In case, you were trying to get through to Mark Zuckerberg today at Facebook, he's taking the day off to go 'phishing.' As if the the major social network in the land didn't have enough problems attending to their 'privacy' issue controversy - they are now saddled with the prestigious honor of ranking 4th in Kaspersky Lab's "Most Popular Phishing Targets" for the first quarter of 2010.
Kapersky Labs, a developer of secure content management solutions released its latest report on the evolution of spam for QTR1, compiled by company experts Darya Gudkova, Elena Bondarenko and Maria Namestnikova. Facebook coming in fourth just behind HSBC, eBay and PayPal is an unexpected target. According to to report's authors, "this was the first time since we started monitoring these (types) of attacks… that a social networking site has been so prolific."
Kaspersky Labs "Most Popular Phishing Targets"
Facebook, as a target in 5.7% of the attacks falls slightly behind HSBC at 7.8% share, eBay at 13.3% and PayPal, the dominant leader at 52.2%. What jumps off the page of this report is Facebook's ranking coming in higher than Google and the IRS. Google ranks fifth on the list of organizations, accounting for 3.1% of the phishing pie, while the IRS attracts 2.2% of attacks.
Jim BreyerOne hardly doubts that Zuckerberg would have invited Jim Breyer of Accel Partners to join him on his day off today - seeing that the Facebook Board member seems to be included in the 5.7% market share. Yes, even Facebook's board members are not immune to having their Facebook accounts hacked. When last heard, Breyer was recovering from a spam email sent to over 2300 of his network friends.
According to a Mashable report, the message in question came in the form of an event invitation reading, “Would You Like a Facebook Phone Number?” and included an RSVP link.
The phishing scam prompted individuals who clicked on the faulty link to enter their login credentials, which then caused their accounts to be hacked in the same manner.
Jim Breyer spam email
No doubt both Zuckerberg and Breyer would prefer that this incident slip quietly out of the news (no such luck). According to PEHUB - "It's more than an embarrassment for the company, which only has just three other board members, including CEO Zuckerberg, investor-entrepreneur Marc Andreessen and Peter Thiel of Clarium Capital and Founders Fund."
The real irony should not be lost here, as widespread, growing distrust and resentment builds amongst followers, the blogosphere and even the federal government.
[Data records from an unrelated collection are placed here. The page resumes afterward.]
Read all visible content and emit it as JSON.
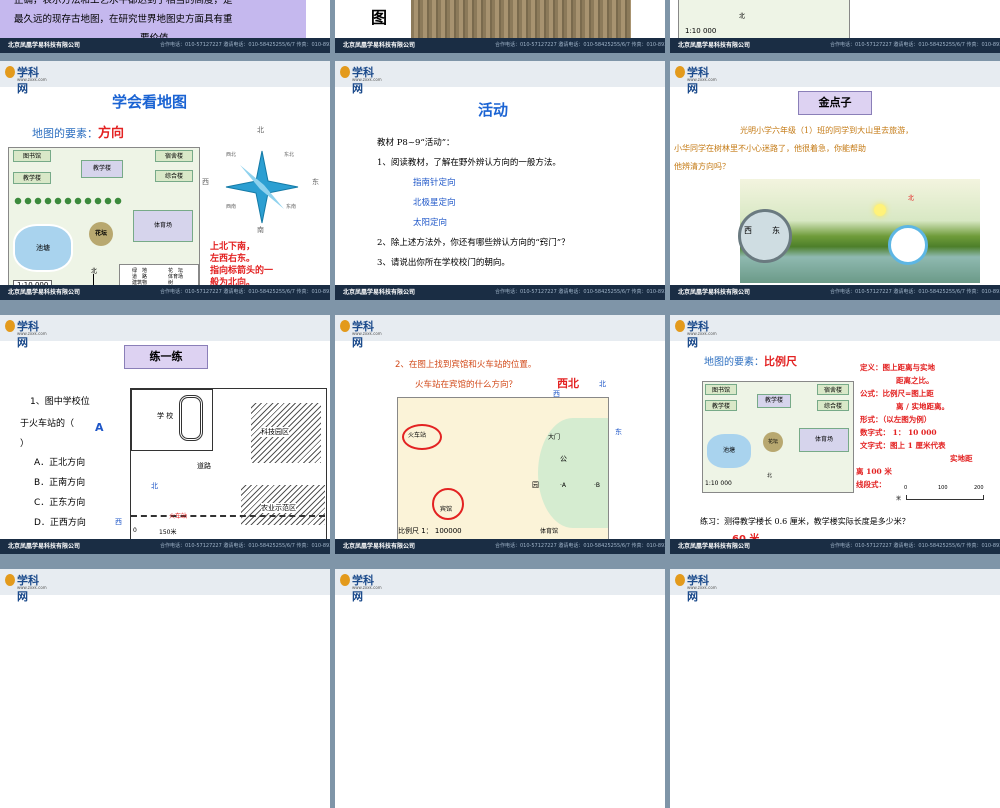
{
  "footer": {
    "company": "北京凤凰学易科技有限公司",
    "contact": "合作电话：010-57127227  邀请电话：010-58425255/6/7  传真：010-89313898"
  },
  "logo": {
    "name": "学科网",
    "url": "www.zxxk.com"
  },
  "r0": {
    "intro": [
      "正确，表示方法和工艺水平都达到了相当的高度，是",
      "最久远的现存古地图，在研究世界地图史方面具有重",
      "要价值。"
    ],
    "tu": "图",
    "scale": "1:10 000",
    "north": "北"
  },
  "s1": {
    "title": "学会看地图",
    "elem_label": "地图的要素：",
    "elem": "方向",
    "buildings": {
      "library": "图书馆",
      "dorm": "宿舍楼",
      "teach": "教学楼",
      "general": "综合楼",
      "flower": "花坛",
      "gym": "体育场",
      "pool": "池塘"
    },
    "legend": [
      "绿　地",
      "道　路",
      "建筑物",
      "水　池",
      "花　坛",
      "体育场",
      "树"
    ],
    "scale": "1:10 000",
    "north": "北",
    "compass": {
      "n": "北",
      "s": "南",
      "e": "东",
      "w": "西",
      "ne": "东北",
      "nw": "西北",
      "se": "东南",
      "sw": "西南"
    },
    "rule": [
      "上北下南，",
      "左西右东。",
      "指向标箭头的一",
      "般为北向。"
    ]
  },
  "s2": {
    "title": "活动",
    "lines": [
      "教材 P8~9“活动”：",
      "1、阅读教材，了解在野外辨认方向的一般方法。",
      "指南针定向",
      "北极星定向",
      "太阳定向",
      "2、除上述方法外，你还有哪些辨认方向的“窍门”？",
      "3、请说出你所在学校校门的朝向。"
    ]
  },
  "s3": {
    "title": "金点子",
    "text": [
      "光明小学六年级（1）班的同学到大山里去旅游，",
      "小华同学在树林里不小心迷路了，他很着急，你能帮助",
      "他辨清方向吗？"
    ],
    "n": "北",
    "w": "西",
    "e": "东"
  },
  "s4": {
    "title": "练一练",
    "q": [
      "1、图中学校位",
      "于火车站的（",
      "）"
    ],
    "answer": "A",
    "options": [
      "A．正北方向",
      "B．正南方向",
      "C．正东方向",
      "D．正西方向"
    ],
    "map": {
      "school": "学\n校",
      "road": "道路",
      "tech": "科技园区",
      "farm": "农业示范区",
      "station": "火车站",
      "scale": "150米",
      "zero": "0",
      "n": "北",
      "w": "西"
    }
  },
  "s5": {
    "q": [
      "2、在图上找到宾馆和火车站的位置。",
      "火车站在宾馆的什么方向？"
    ],
    "ans": "西北",
    "labels": {
      "station": "火车站",
      "hotel": "宾馆",
      "gate": "大门",
      "park": "公",
      "yuan": "园",
      "gym": "体育馆",
      "a": "·A",
      "b": "·B",
      "n": "北",
      "w": "西",
      "e": "东"
    },
    "scale": "比例尺 1：  100000"
  },
  "s6": {
    "elem_label": "地图的要素：",
    "elem": "比例尺",
    "def": [
      "定义：图上距离与实地",
      "距离之比。",
      "公式：比例尺=图上距",
      "离 / 实地距离。",
      "形式：（以左图为例）",
      "数字式： 1：  10 000",
      "文字式：图上 1 厘米代表",
      "实地距",
      "离 100 米",
      "线段式："
    ],
    "ticks": [
      "0",
      "100",
      "200"
    ],
    "unit": "米",
    "practice": "练习：测得教学楼长 0.6 厘米，教学楼实际长度是多少米？",
    "answer": "60 米",
    "buildings": {
      "library": "图书馆",
      "dorm": "宿舍楼",
      "teach": "教学楼",
      "general": "综合楼",
      "flower": "花坛",
      "gym": "体育场",
      "pool": "池塘"
    },
    "scale": "1:10 000",
    "north": "北"
  }
}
With Facebook's self-serving efforts to socialize the Web with their Open Graph, the network is attempting to convert users's preferences and demographics into public data where ultimately Facebook will capitalize on through advertising and other sponsorship deals.
If being 'open' and 'transparent' means Facebook is putting its members at risk through phishing and spam hacking schemes like the ones described here, while its "phishing" market share numbers continue to climb, they just might seeing a direct correlation to their user-base numbers declining (see "Facebook Exodus - Let My People Go!")